How to Manage Twitter Accounts That Have Multiple Users
If multiple users staff your company's Twitter account, coordinating updates can become complicated and confusing. Since Twitter allows users to stay logged in at more than one location, multiple employees can manage your Twitter feed simultaneously. Still, in the absence of tools to track what's being posted, your employees may tweet the same news multiple times or, worse, respond to direct messages from Twitter followers or @replies with multiple answers that annoy your customers.
You can avoid these scenarios by taking advantage of tools designed to help users at your company keep track of the company Twitter feed and post to it more easily, thereby avoiding the type of confusion that can lead to multiple identical posts. Twitter's popular TweetDeck client can alleviate some of the coordination headaches. In addition, some users may have access to features in Twitter itself, to help manage multiple contributors to a Twitter account.
Add Contributors Within Twitter
Twitter has added a number of features over the past few years in beta testing for small businesses that make it easier for companies to work with the microblogging service. Twitter's new business pages are only the latest in a line of features available to a small number of Twitter business partners. One of the earliest features of this beta product, "Contributors," lets you designate users who can add tweets to your company's Twitter profile without having full administrative access to the account.
[Read: "How to Use Twitter Like a Pro"]
If you already have access to Twitter's business account beta, adding contributors to your company's account is easy. Open the drop-down menu next to the new tweet button on Twitter's menu bar, and select Settings. From there, look for the new 'Contributors' category on the left. Click that entry to open a new page where you can enter in the names of users who you want to give permission to post to your company's Twitter account.
After responding to a confirmation email message, the contributors you add will be able to switch between their personal account and the company Twitter feed via a new 'Switch accounts' section in the same drop-down menu, along the upper right area of your Twitter homepage.

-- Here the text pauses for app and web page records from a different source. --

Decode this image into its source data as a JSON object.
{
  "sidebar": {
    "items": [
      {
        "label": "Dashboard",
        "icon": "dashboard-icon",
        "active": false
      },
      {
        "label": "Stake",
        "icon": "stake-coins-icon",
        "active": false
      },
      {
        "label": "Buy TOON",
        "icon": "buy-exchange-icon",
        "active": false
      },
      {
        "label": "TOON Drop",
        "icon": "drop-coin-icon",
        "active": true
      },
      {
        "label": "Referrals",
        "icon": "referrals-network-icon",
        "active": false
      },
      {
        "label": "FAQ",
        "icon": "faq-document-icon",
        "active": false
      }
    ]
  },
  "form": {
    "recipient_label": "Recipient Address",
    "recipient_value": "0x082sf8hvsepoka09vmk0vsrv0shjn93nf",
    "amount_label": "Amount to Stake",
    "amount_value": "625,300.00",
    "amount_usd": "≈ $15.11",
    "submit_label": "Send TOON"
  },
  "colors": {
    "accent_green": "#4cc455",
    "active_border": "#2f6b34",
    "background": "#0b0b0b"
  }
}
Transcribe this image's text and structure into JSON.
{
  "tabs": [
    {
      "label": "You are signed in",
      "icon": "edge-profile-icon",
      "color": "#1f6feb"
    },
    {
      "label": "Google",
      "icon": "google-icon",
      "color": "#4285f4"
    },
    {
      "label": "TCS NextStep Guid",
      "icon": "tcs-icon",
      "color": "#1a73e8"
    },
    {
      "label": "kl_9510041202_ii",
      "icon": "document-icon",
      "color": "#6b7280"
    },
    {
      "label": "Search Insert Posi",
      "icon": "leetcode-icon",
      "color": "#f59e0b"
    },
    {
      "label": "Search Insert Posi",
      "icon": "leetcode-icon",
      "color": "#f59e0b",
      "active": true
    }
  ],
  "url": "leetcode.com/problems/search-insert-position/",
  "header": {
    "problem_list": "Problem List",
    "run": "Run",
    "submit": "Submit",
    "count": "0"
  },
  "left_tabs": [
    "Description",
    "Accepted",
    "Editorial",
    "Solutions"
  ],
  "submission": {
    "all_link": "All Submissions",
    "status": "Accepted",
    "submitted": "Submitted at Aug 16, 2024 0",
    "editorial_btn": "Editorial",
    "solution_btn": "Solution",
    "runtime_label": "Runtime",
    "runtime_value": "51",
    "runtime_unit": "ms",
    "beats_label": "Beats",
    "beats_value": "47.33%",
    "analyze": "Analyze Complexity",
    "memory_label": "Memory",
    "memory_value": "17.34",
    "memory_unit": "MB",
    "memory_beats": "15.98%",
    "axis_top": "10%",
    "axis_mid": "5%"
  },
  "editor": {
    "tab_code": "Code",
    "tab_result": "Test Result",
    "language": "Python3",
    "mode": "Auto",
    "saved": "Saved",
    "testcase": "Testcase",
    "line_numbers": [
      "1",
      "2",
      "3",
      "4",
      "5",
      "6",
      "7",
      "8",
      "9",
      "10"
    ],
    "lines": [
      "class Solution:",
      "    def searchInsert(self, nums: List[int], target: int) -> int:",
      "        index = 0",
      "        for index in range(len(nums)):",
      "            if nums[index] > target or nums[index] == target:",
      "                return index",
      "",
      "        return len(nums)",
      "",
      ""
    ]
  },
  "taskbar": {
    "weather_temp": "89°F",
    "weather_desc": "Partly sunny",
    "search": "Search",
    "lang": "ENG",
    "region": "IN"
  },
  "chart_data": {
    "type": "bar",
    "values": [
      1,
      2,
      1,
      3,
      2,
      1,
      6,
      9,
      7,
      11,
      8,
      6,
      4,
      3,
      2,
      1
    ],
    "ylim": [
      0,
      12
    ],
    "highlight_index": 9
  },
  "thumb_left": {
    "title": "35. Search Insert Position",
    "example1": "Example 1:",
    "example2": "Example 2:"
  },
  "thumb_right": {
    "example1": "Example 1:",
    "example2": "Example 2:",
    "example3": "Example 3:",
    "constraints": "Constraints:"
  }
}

This contributor-oriented approach has a lot of advantages over simply handing out the account password to everyone who works with the Twitter feed. First, it allows you to be more selective about security. Contributors can post to your Twitter feed, but they don't have access to your company's account profile or settings. Second, contributors can quickly and easily switch among their multiple accounts, thanks to the account-switching drop-down option. This arrangement makes posts, especially for businesses that keep multiple Twitter accounts, that much faster.
If you want to add contributors to your company's Twitter account, but you don't see a listing for 'Contributors' in your account settings, your company doesn't yet have access to Twitter's new business tools, which are open to only a few hundred businesses at the moment. Twitter has promised to roll business accounts out to the company's general user base in the next few months; but in the meantime, you can rely on third-party services to help you manage having multiple users update your Twitter account.
Manage Multiple Users With TweetDeck
If you don't have access to Twitter's native tool for adding multiple contributors, you can approximate the process by using TweetDeck, a simple download for your PC. For people who need to use TweetDeck on another computer, Twitter launched a Web app version of TweetDeck late last year.
In exchange for ditching the default Twitter page, you'll get all kinds of features from TweetDeck that vanilla Twitter lacks. You can schedule tweets to post at a later time, customize your feeds so that you'll see only the messages that are important to you, and manage multiple accounts simultaneously.
Though it does require extra setup steps, TweetDeck lets your contributors keep track of multiple accounts (including your business Twitter account and any personal Twitter accounts that they may have) at the same time, and it even integrates with Facebook to make cross-posting easier.
To get started, create a TweetDeck account--either from the desktop app or on TweetDeck's home page: Simply select an email address and password to log in. Once you've logged into TweetDeck, you'll want to tie your Twitter accounts to the app.
To add an account to your TweetDeck profile, click the gear icon on the upper right and select Settings. This should bring up a general Application Settings window. Select the accounts tab on the left of that window, and then click Add Twitter Account. This will cause a quick authorization screen to pop up, asking for your Twitter username and password. Click Authorize App, and TweetDeck should automatically keep track of your new account, along with any previously existing ones.
To help contributors track what others are posting to your company's account, and to prevent double-posting, tell your contributors to add a column that displays all of your company's tweets within TweetDeck. To do that, press the Add Column button in the upper left area of your TweetDeck window. That should launch a new window. Though you have many other options for customizing feeds, for the moment you'll just want to look at all tweets from one account. To do that click the tweets option in the second row.
Doing so will bring up a window that asks which of your accounts you want to use to monitor tweets. Select your business account, and all of your company's tweets will appear in a new column along the right side of your TweetDeck window. TweetDeck's feed of new messages on the company's Twitter account should update live whenever a new tweet arrives, so unless you and another contributor post a new tweet at exactly the same moment, your Twitter account should be safe from the risk of double posts.